salto mortale (plural salti mortali)

  1. A dangerous and daring jump with possibly lethal outcome.
  2. (figurative) A risky, dangerous or crucial step or undertaking.
    • 1867 July, William Dean Howells, “At Padua”, in The Atlantic Monthly: A Magazine of Literature, Science, Art, and Politics, volume XX, № CXVII, chapter i, page 25/1:
      I take shame to myself…for having been more taken by the salti mortali* of a waiter who summed up my account at a Paduan restaurant, than by all the strategies with which the city has been many times captured and recaptured.
      * Salti mortali are those prodigious efforts of mental arithmetic by which Italian waiters, in verbally presenting your account, arrive at six as the product of two and two.
    • 1919, Boris Sidis, The Source and Aim of Human Progress:

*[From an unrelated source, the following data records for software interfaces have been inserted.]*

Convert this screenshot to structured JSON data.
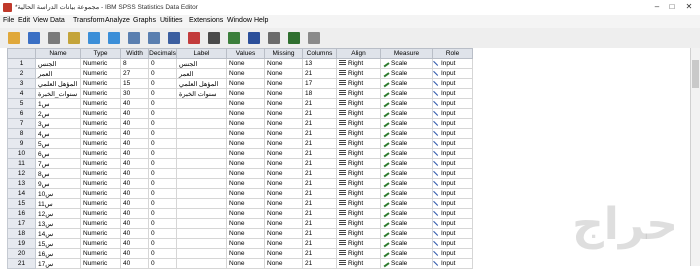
{
  "window": {
    "title": "*مجموعة بيانات الدراسة الحالية - IBM SPSS Statistics Data Editor"
  },
  "menu": [
    "File",
    "Edit",
    "View",
    "Data",
    "Transform",
    "Analyze",
    "Graphs",
    "Utilities",
    "Extensions",
    "Window",
    "Help"
  ],
  "toolbar_icons": [
    "open-icon",
    "save-icon",
    "print-icon",
    "recall-dialog-icon",
    "undo-icon",
    "redo-icon",
    "goto-case-icon",
    "goto-variable-icon",
    "variables-icon",
    "run-icon",
    "find-icon",
    "split-file-icon",
    "weight-cases-icon",
    "select-cases-icon",
    "value-labels-icon",
    "use-sets-icon"
  ],
  "columns": [
    "Name",
    "Type",
    "Width",
    "Decimals",
    "Label",
    "Values",
    "Missing",
    "Columns",
    "Align",
    "Measure",
    "Role"
  ],
  "rows": [
    [
      "1",
      "الجنس",
      "Numeric",
      "8",
      "0",
      "الجنس",
      "None",
      "None",
      "13",
      "Right",
      "Scale",
      "Input"
    ],
    [
      "2",
      "العمر",
      "Numeric",
      "27",
      "0",
      "العمر",
      "None",
      "None",
      "21",
      "Right",
      "Scale",
      "Input"
    ],
    [
      "3",
      "المؤهل العلمي",
      "Numeric",
      "15",
      "0",
      "المؤهل العلمي",
      "None",
      "None",
      "17",
      "Right",
      "Scale",
      "Input"
    ],
    [
      "4",
      "سنوات_الخبرة",
      "Numeric",
      "30",
      "0",
      "سنوات الخبرة",
      "None",
      "None",
      "18",
      "Right",
      "Scale",
      "Input"
    ],
    [
      "5",
      "س1",
      "Numeric",
      "40",
      "0",
      "",
      "None",
      "None",
      "21",
      "Right",
      "Scale",
      "Input"
    ],
    [
      "6",
      "س2",
      "Numeric",
      "40",
      "0",
      "",
      "None",
      "None",
      "21",
      "Right",
      "Scale",
      "Input"
    ],
    [
      "7",
      "س3",
      "Numeric",
      "40",
      "0",
      "",
      "None",
      "None",
      "21",
      "Right",
      "Scale",
      "Input"
    ],
    [
      "8",
      "س4",
      "Numeric",
      "40",
      "0",
      "",
      "None",
      "None",
      "21",
      "Right",
      "Scale",
      "Input"
    ],
    [
      "9",
      "س5",
      "Numeric",
      "40",
      "0",
      "",
      "None",
      "None",
      "21",
      "Right",
      "Scale",
      "Input"
    ],
    [
      "10",
      "س6",
      "Numeric",
      "40",
      "0",
      "",
      "None",
      "None",
      "21",
      "Right",
      "Scale",
      "Input"
    ],
    [
      "11",
      "س7",
      "Numeric",
      "40",
      "0",
      "",
      "None",
      "None",
      "21",
      "Right",
      "Scale",
      "Input"
    ],
    [
      "12",
      "س8",
      "Numeric",
      "40",
      "0",
      "",
      "None",
      "None",
      "21",
      "Right",
      "Scale",
      "Input"
    ],
    [
      "13",
      "س9",
      "Numeric",
      "40",
      "0",
      "",
      "None",
      "None",
      "21",
      "Right",
      "Scale",
      "Input"
    ],
    [
      "14",
      "س10",
      "Numeric",
      "40",
      "0",
      "",
      "None",
      "None",
      "21",
      "Right",
      "Scale",
      "Input"
    ],
    [
      "15",
      "س11",
      "Numeric",
      "40",
      "0",
      "",
      "None",
      "None",
      "21",
      "Right",
      "Scale",
      "Input"
    ],
    [
      "16",
      "س12",
      "Numeric",
      "40",
      "0",
      "",
      "None",
      "None",
      "21",
      "Right",
      "Scale",
      "Input"
    ],
    [
      "17",
      "س13",
      "Numeric",
      "40",
      "0",
      "",
      "None",
      "None",
      "21",
      "Right",
      "Scale",
      "Input"
    ],
    [
      "18",
      "س14",
      "Numeric",
      "40",
      "0",
      "",
      "None",
      "None",
      "21",
      "Right",
      "Scale",
      "Input"
    ],
    [
      "19",
      "س15",
      "Numeric",
      "40",
      "0",
      "",
      "None",
      "None",
      "21",
      "Right",
      "Scale",
      "Input"
    ],
    [
      "20",
      "س16",
      "Numeric",
      "40",
      "0",
      "",
      "None",
      "None",
      "21",
      "Right",
      "Scale",
      "Input"
    ],
    [
      "21",
      "س17",
      "Numeric",
      "40",
      "0",
      "",
      "None",
      "None",
      "21",
      "Right",
      "Scale",
      "Input"
    ]
  ],
  "watermark": "حراج",
  "colors": {
    "header_bg": "#dfe3ea",
    "rownum_bg": "#e6e9ef",
    "scale_green": "#2f7d2f",
    "input_blue": "#2b54a8"
  }
}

      The frenzied, suggestible, gregarious, subconscious self, freed from all rational restraints, celebrated its delirious orgies, its corybantic bacchanalia, held its mad salto mortale over the grave of crucified humanity.